Some of the best humor came in episodes where the cast encountered normal people who found them morally or ethically repugnant and reacted accordingly. The characters understood their selfishness, etc and regularly discussed it. Perhaps the prime example came in the "Bizarro Jerry" episode where Elaine fell in with a group of guys who were eaxt counterparts of Jerry, George, and Kramer, except they were... nice. She found this appealling and tried to switch groups and failed when she realized that her new, normal friends found her to be as rude and self-centered as the guys she tried to ditch. She found out what Jerry already knew: "Ealine, she 's just like me. I don't want to marry me- I hate myself!"

I relate in different ways to all of these creeps, especially George, and so find them amusing. And loveable, at a distance!

Icepick said...

Maybe it was just an example of misery loves company....

That's exactly what it was, asevidenced by the Bizarro Episode that Jerry just cited. Elaine was quite willing to ditch her old friends, but simply couldn't fit in with the new ones because she was such a nasty person. "No hugging! No Learning!"

PatCA said...

This whole thing is the modern equivalent of putting someone in stocks in the public square.

Bissage said...

Lovable. It's one of those words I never use. Like "topping." If I'm in a restaurant and the waiter asks if I'd like some topping on my food, well, the answer is "no." Doesn't matter what he's talking about. If it's topping, the answer is no.

So, what's so bad about lovable? It's a word that keeps its fingers crossed behind its back.
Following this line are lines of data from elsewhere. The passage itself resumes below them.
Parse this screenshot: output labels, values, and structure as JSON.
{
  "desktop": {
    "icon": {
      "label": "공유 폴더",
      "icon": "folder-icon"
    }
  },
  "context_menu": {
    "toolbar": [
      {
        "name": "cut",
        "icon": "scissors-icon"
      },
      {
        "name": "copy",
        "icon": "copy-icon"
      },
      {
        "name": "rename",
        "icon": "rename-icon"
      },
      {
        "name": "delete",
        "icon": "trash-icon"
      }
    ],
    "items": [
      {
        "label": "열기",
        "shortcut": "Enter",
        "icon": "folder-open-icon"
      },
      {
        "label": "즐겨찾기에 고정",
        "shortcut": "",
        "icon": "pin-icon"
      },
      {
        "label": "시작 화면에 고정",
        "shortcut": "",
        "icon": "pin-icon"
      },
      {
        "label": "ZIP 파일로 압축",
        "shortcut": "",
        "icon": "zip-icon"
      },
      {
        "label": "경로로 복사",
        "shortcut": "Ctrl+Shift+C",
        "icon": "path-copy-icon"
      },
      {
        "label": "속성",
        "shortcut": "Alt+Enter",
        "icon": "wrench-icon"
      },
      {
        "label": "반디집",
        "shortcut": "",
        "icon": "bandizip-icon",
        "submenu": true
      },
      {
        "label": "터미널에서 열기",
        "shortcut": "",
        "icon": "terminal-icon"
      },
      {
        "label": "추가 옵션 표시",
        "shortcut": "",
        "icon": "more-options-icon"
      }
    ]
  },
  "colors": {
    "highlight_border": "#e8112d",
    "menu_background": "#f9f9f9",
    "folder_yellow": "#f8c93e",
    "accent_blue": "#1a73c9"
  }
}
If you love someone you should say so.

THIS EPISODE'S GIRLFRIEND: "I love you, Jerry."

JERRY: "And you are so lovable."

Lovable is a word no better than edible, though it should be held to a higher standard since everyone who is lovable should be loved but not everyone who is edible should be eaten.

Not without topping, anyway.

LoafingOaf said...

I got Season 7 because in recent months Best Buy had been selling season 1-6 at a deep discount ($19.99!)...and so now I feel obliged to get the rest! Even though Seinfeld is on TV ten times per day.

It happens to be the funniest sit-com ever. The characters are repellent and lovable at the same time. I shouldn't admit this, but I sometimes relate to George.... lol

Menlo Bob said...

Sales of the DVD probably have more to do with Richard's rant providing a boost in awareness for the 7th season. In show business even bad publicity counts for something. Of course Jess Jackson's help isn't to be discounted.